*ABOUT THIS EXERCISE*. Exactly as given, write out all the entries again.

Excerpts from an interface dataset:
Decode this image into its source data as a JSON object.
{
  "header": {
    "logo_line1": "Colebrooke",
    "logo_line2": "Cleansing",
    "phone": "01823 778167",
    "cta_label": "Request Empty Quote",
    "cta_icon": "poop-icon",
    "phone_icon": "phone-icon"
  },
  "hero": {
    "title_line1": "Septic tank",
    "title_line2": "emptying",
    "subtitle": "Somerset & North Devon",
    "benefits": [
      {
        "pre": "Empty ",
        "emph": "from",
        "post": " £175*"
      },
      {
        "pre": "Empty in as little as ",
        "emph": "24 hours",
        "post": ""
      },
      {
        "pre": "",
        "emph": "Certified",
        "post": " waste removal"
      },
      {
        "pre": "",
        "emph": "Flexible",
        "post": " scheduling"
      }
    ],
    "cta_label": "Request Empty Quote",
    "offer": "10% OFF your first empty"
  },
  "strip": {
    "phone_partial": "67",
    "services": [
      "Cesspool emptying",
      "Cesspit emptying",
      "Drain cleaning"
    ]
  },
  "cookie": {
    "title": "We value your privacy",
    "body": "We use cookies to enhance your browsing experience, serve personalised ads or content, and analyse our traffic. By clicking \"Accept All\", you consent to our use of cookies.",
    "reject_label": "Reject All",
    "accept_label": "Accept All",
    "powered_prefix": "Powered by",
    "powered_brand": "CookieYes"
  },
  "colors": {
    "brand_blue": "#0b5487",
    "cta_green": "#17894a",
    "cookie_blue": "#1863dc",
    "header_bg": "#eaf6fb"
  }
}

*SOLVED PROBLEM*.
Decode this image into its source data as a JSON object.
{
  "header": {
    "logo_line1": "Colebrooke",
    "logo_line2": "Cleansing",
    "phone": "01823 778167",
    "cta_label": "Request Empty Quote",
    "cta_icon": "poop-icon",
    "phone_icon": "phone-icon"
  },
  "hero": {
    "title_line1": "Septic tank",
    "title_line2": "emptying",
    "subtitle": "Somerset & North Devon",
    "benefits": [
      {
        "pre": "Empty ",
        "emph": "from",
        "post": " £175*"
      },
      {
        "pre": "Empty in as little as ",
        "emph": "24 hours",
        "post": ""
      },
      {
        "pre": "",
        "emph": "Certified",
        "post": " waste removal"
      },
      {
        "pre": "",
        "emph": "Flexible",
        "post": " scheduling"
      }
    ],
    "cta_label": "Request Empty Quote",
    "offer": "10% OFF your first empty"
  },
  "strip": {
    "phone_partial": "67",
    "services": [
      "Cesspool emptying",
      "Cesspit emptying",
      "Drain cleaning"
    ]
  },
  "cookie": {
    "title": "We value your privacy",
    "body": "We use cookies to enhance your browsing experience, serve personalised ads or content, and analyse our traffic. By clicking \"Accept All\", you consent to our use of cookies.",
    "reject_label": "Reject All",
    "accept_label": "Accept All",
    "powered_prefix": "Powered by",
    "powered_brand": "CookieYes"
  },
  "colors": {
    "brand_blue": "#0b5487",
    "cta_green": "#17894a",
    "cookie_blue": "#1863dc",
    "header_bg": "#eaf6fb"
  }
}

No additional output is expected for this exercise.